▶ EXERCISE PROMPT: Copy, from the entries below, each line in which the string "Профсоюзная" appears.

▶ STUDY MATERIAL:
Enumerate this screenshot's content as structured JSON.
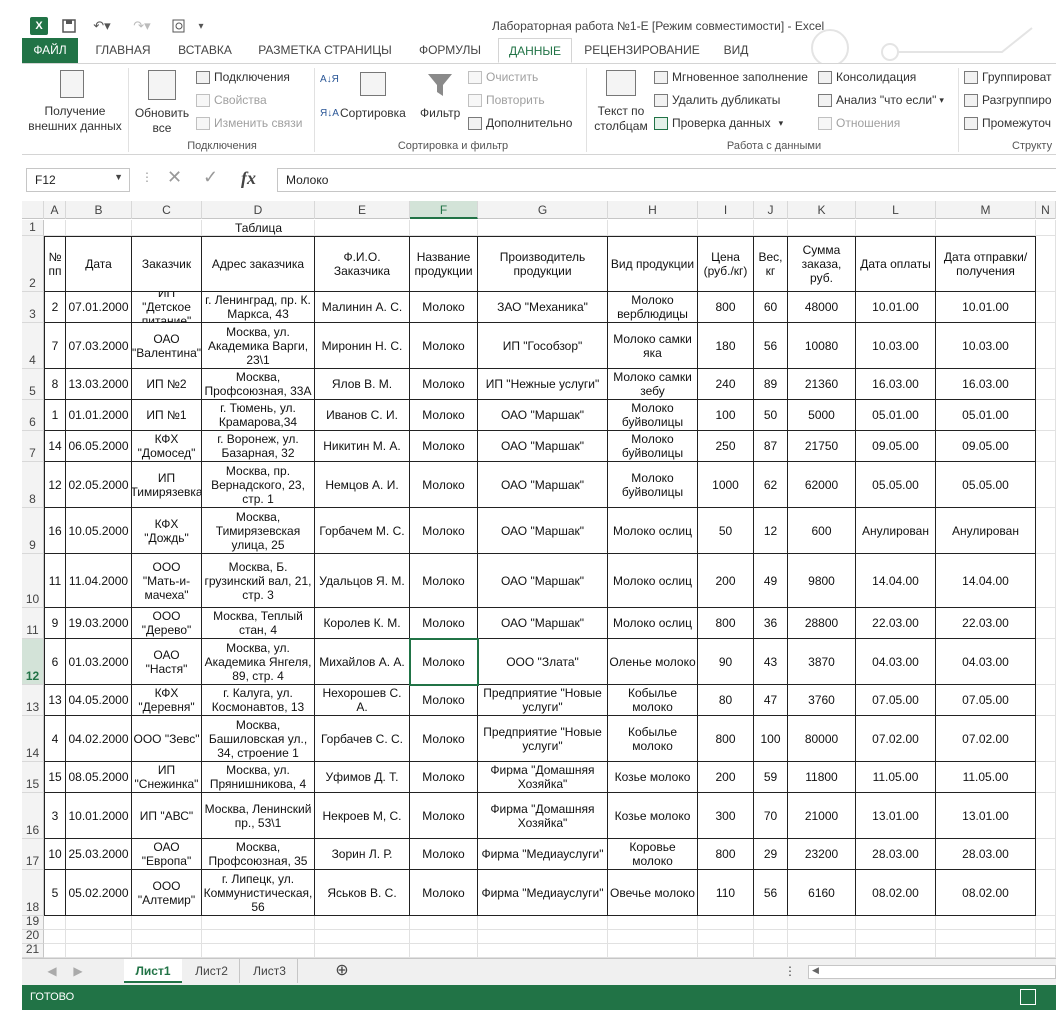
{
  "window": {
    "title": "Лабораторная работа №1-Е  [Режим совместимости] - Excel",
    "app_icon": "X"
  },
  "tabs": [
    "ФАЙЛ",
    "ГЛАВНАЯ",
    "ВСТАВКА",
    "РАЗМЕТКА СТРАНИЦЫ",
    "ФОРМУЛЫ",
    "ДАННЫЕ",
    "РЕЦЕНЗИРОВАНИЕ",
    "ВИД"
  ],
  "active_tab": "ДАННЫЕ",
  "ribbon": {
    "get_data": "Получение внешних данных",
    "refresh_all": "Обновить все",
    "connections": "Подключения",
    "properties": "Свойства",
    "edit_links": "Изменить связи",
    "group_connections": "Подключения",
    "sort": "Сортировка",
    "filter": "Фильтр",
    "clear": "Очистить",
    "reapply": "Повторить",
    "advanced": "Дополнительно",
    "group_sort": "Сортировка и фильтр",
    "text_to_columns": "Текст по столбцам",
    "flash_fill": "Мгновенное заполнение",
    "remove_duplicates": "Удалить дубликаты",
    "data_validation": "Проверка данных",
    "consolidate": "Консолидация",
    "what_if": "Анализ \"что если\"",
    "relationships": "Отношения",
    "group_data_tools": "Работа с данными",
    "group_btn": "Группироват",
    "ungroup_btn": "Разгруппиро",
    "subtotal_btn": "Промежуточ",
    "group_outline": "Структу"
  },
  "formula_bar": {
    "name_box": "F12",
    "formula": "Молоко"
  },
  "columns": [
    "A",
    "B",
    "C",
    "D",
    "E",
    "F",
    "G",
    "H",
    "I",
    "J",
    "K",
    "L",
    "M",
    "N"
  ],
  "selected_column": "F",
  "selected_row": "12",
  "table": {
    "title": "Таблица",
    "headers": [
      "№ пп",
      "Дата",
      "Заказчик",
      "Адрес заказчика",
      "Ф.И.О. Заказчика",
      "Название продукции",
      "Производитель продукции",
      "Вид продукции",
      "Цена (руб./кг)",
      "Вес, кг",
      "Сумма заказа, руб.",
      "Дата оплаты",
      "Дата отправки/получения"
    ],
    "rows": [
      {
        "row": "3",
        "cells": [
          "2",
          "07.01.2000",
          "ИП \"Детское питание\"",
          "г. Ленинград, пр. К. Маркса, 43",
          "Малинин А. С.",
          "Молоко",
          "ЗАО \"Механика\"",
          "Молоко верблюдицы",
          "800",
          "60",
          "48000",
          "10.01.00",
          "10.01.00"
        ]
      },
      {
        "row": "4",
        "cells": [
          "7",
          "07.03.2000",
          "ОАО \"Валентина\"",
          "Москва, ул. Академика Варги, 23\\1",
          "Миронин Н. С.",
          "Молоко",
          "ИП \"Гособзор\"",
          "Молоко самки яка",
          "180",
          "56",
          "10080",
          "10.03.00",
          "10.03.00"
        ]
      },
      {
        "row": "5",
        "cells": [
          "8",
          "13.03.2000",
          "ИП №2",
          "Москва, Профсоюзная, 33А",
          "Ялов В. М.",
          "Молоко",
          "ИП \"Нежные услуги\"",
          "Молоко самки зебу",
          "240",
          "89",
          "21360",
          "16.03.00",
          "16.03.00"
        ]
      },
      {
        "row": "6",
        "cells": [
          "1",
          "01.01.2000",
          "ИП №1",
          "г. Тюмень, ул. Крамарова,34",
          "Иванов С. И.",
          "Молоко",
          "ОАО \"Маршак\"",
          "Молоко буйволицы",
          "100",
          "50",
          "5000",
          "05.01.00",
          "05.01.00"
        ]
      },
      {
        "row": "7",
        "cells": [
          "14",
          "06.05.2000",
          "КФХ \"Домосед\"",
          "г. Воронеж, ул. Базарная, 32",
          "Никитин М. А.",
          "Молоко",
          "ОАО \"Маршак\"",
          "Молоко буйволицы",
          "250",
          "87",
          "21750",
          "09.05.00",
          "09.05.00"
        ]
      },
      {
        "row": "8",
        "cells": [
          "12",
          "02.05.2000",
          "ИП \"Тимирязевка\"",
          "Москва, пр. Вернадского, 23, стр. 1",
          "Немцов А. И.",
          "Молоко",
          "ОАО \"Маршак\"",
          "Молоко буйволицы",
          "1000",
          "62",
          "62000",
          "05.05.00",
          "05.05.00"
        ]
      },
      {
        "row": "9",
        "cells": [
          "16",
          "10.05.2000",
          "КФХ \"Дождь\"",
          "Москва, Тимирязевская улица, 25",
          "Горбачем М. С.",
          "Молоко",
          "ОАО \"Маршак\"",
          "Молоко ослиц",
          "50",
          "12",
          "600",
          "Анулирован",
          "Анулирован"
        ]
      },
      {
        "row": "10",
        "cells": [
          "11",
          "11.04.2000",
          "ООО \"Мать-и-мачеха\"",
          "Москва, Б. грузинский вал, 21, стр. 3",
          "Удальцов Я. М.",
          "Молоко",
          "ОАО \"Маршак\"",
          "Молоко ослиц",
          "200",
          "49",
          "9800",
          "14.04.00",
          "14.04.00"
        ]
      },
      {
        "row": "11",
        "cells": [
          "9",
          "19.03.2000",
          "ООО \"Дерево\"",
          "Москва, Теплый стан, 4",
          "Королев К. М.",
          "Молоко",
          "ОАО \"Маршак\"",
          "Молоко ослиц",
          "800",
          "36",
          "28800",
          "22.03.00",
          "22.03.00"
        ]
      },
      {
        "row": "12",
        "cells": [
          "6",
          "01.03.2000",
          "ОАО \"Настя\"",
          "Москва, ул. Академика Янгеля, 89, стр. 4",
          "Михайлов А. А.",
          "Молоко",
          "ООО \"Злата\"",
          "Оленье молоко",
          "90",
          "43",
          "3870",
          "04.03.00",
          "04.03.00"
        ]
      },
      {
        "row": "13",
        "cells": [
          "13",
          "04.05.2000",
          "КФХ \"Деревня\"",
          "г. Калуга, ул. Космонавтов, 13",
          "Нехорошев С. А.",
          "Молоко",
          "Предприятие \"Новые услуги\"",
          "Кобылье молоко",
          "80",
          "47",
          "3760",
          "07.05.00",
          "07.05.00"
        ]
      },
      {
        "row": "14",
        "cells": [
          "4",
          "04.02.2000",
          "ООО \"Зевс\"",
          "Москва, Башиловская ул., 34, строение 1",
          "Горбачев С. С.",
          "Молоко",
          "Предприятие \"Новые услуги\"",
          "Кобылье молоко",
          "800",
          "100",
          "80000",
          "07.02.00",
          "07.02.00"
        ]
      },
      {
        "row": "15",
        "cells": [
          "15",
          "08.05.2000",
          "ИП \"Снежинка\"",
          "Москва, ул. Прянишникова, 4",
          "Уфимов Д. Т.",
          "Молоко",
          "Фирма \"Домашняя Хозяйка\"",
          "Козье молоко",
          "200",
          "59",
          "11800",
          "11.05.00",
          "11.05.00"
        ]
      },
      {
        "row": "16",
        "cells": [
          "3",
          "10.01.2000",
          "ИП \"АВС\"",
          "Москва, Ленинский пр., 53\\1",
          "Некроев М, С.",
          "Молоко",
          "Фирма \"Домашняя Хозяйка\"",
          "Козье молоко",
          "300",
          "70",
          "21000",
          "13.01.00",
          "13.01.00"
        ]
      },
      {
        "row": "17",
        "cells": [
          "10",
          "25.03.2000",
          "ОАО \"Европа\"",
          "Москва, Профсоюзная, 35",
          "Зорин Л. Р.",
          "Молоко",
          "Фирма \"Медиауслуги\"",
          "Коровье молоко",
          "800",
          "29",
          "23200",
          "28.03.00",
          "28.03.00"
        ]
      },
      {
        "row": "18",
        "cells": [
          "5",
          "05.02.2000",
          "ООО \"Алтемир\"",
          "г. Липецк, ул. Коммунистическая, 56",
          "Яськов В. С.",
          "Молоко",
          "Фирма \"Медиауслуги\"",
          "Овечье молоко",
          "110",
          "56",
          "6160",
          "08.02.00",
          "08.02.00"
        ]
      }
    ]
  },
  "extra_rows": [
    "19",
    "20",
    "21"
  ],
  "sheets": [
    "Лист1",
    "Лист2",
    "Лист3"
  ],
  "active_sheet": "Лист1",
  "status": "ГОТОВО",
  "colors": {
    "accent": "#217346"
  }
}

▶ ANSWER TO THIS EXERCISE:
          "Москва, Профсоюзная, 33А",
          "Москва, Профсоюзная, 35",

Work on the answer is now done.